In 2009 came another major — indeed, “unprecedented” (Hillary Clinton’s description) — Israeli confidence-building measure at the behest of President Barack Obama: a 10-month unilateral freeze on the construction of Jewish homes in the West Bank. Did negotiations take off? No. The PA stayed away from talks until well into the tenth month, spoke across the table to the Israelis for a few days, and then broke off — and demanded a permanent freeze.
Worse than failure, Israeli confidence-building gestures can also be dangerous. Freed terrorists have often returned to terrorism and murdered more Israelis. Removing security checkpoints and roadblocks have enabled terrorists to carry out attacks and escape. A study by the Almagor Terror Victims Association showed that 177 Israelis were killed in 30 terrorist attacks since 2000 by previously freed terrorists — many of them freed within the framework of confidence-building gestures. The murder of Israeli Meir Chai in January 2010 occurred in an attack made possible by the removal of a road closure and checkpoint, part of confidence-building measures previously urged upon Israel by the Obama administration.
Above all, there is an overarching reason Israeli gestures fail: as do Palestinians as a whole, Abbas’ Fatah Party — which controls the PA — has never accepted Israel’s existence as a Jewish state and has loudly proclaimed that it never will. Abbas has said it plainly (“I do not accept the Jewish state, call it what you will”) as have other PA officials. Numerous polls, like the July 2011 Palestinian Center for Public Opinion poll, demonstrate this fact (61% rejection against 34% acceptance of Palestinian statehood in peace alongside Israel). Unsurprisingly, the PA has yet to make good on its 17-year old obligations under Oslo to arrest terrorists and to end incitement to hatred and murder against Israel.
Israeli gestures that are divorced from a genuine process of give and take also cause harm: they bolster a Palestinian entitlement mentality that militates against moderation.
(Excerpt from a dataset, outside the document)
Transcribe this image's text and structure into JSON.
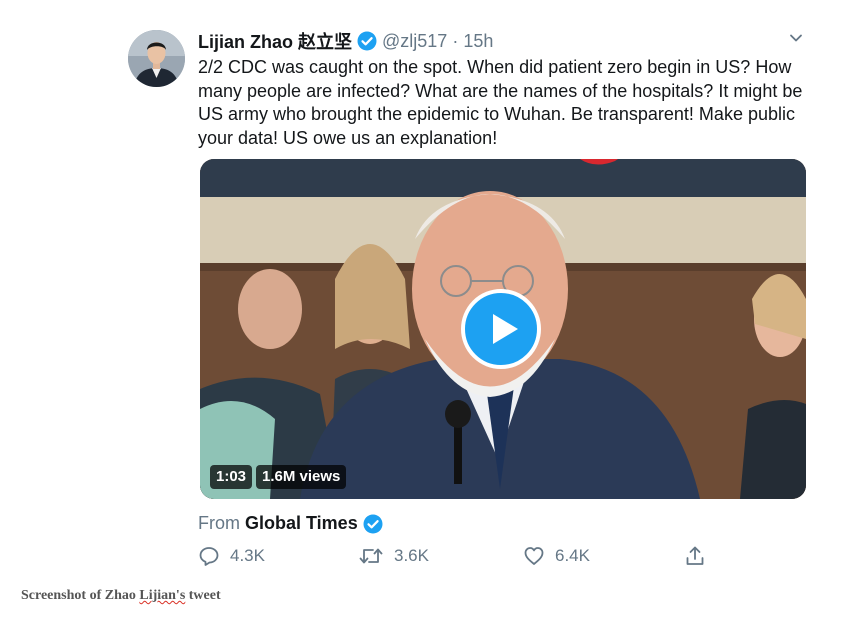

The other week, the PA even rejected a unilateral Israeli offer to free 30 Palestinian prisoners and cede further powers to the PA in parts of the West Bank in order merely to resume negotiations. Internationally, Israeli gestures enable the misapprehension that Palestinians have done all they need do, and that the ball is therefore in Israel’s court. Indeed, merely to talk of the need for Israeli confidence-building measures serves to keep the real issues of Palestinian rejection, terrorism, and incitement off the agenda. And where Israeli concessions do not occur or are rejected, the conclusion is that the Israelis, rather than the Palestinians, are unwilling to do what is necessary to make peace.
There is no sign that the Obama administration wishes to take note. It is a fully paid member of the church of believers in the prophylactic virtues of Israeli pliability. There are, however, some signs that the Netanyahu government is seeking to finesse the latest wave of pleas for confidence-building measures.
An official in Netanyahu’s office has said:
The idea is not for Israeli unilateral confidence-building measures. Rather, we are ready [to act] within the framework of a peace process that is working for mutual confidence measures.
Just so. Israeli confidence-building measures — unilateral giveaways — are proven failures. Barring a transformation of Palestinian politics and society, they always will be.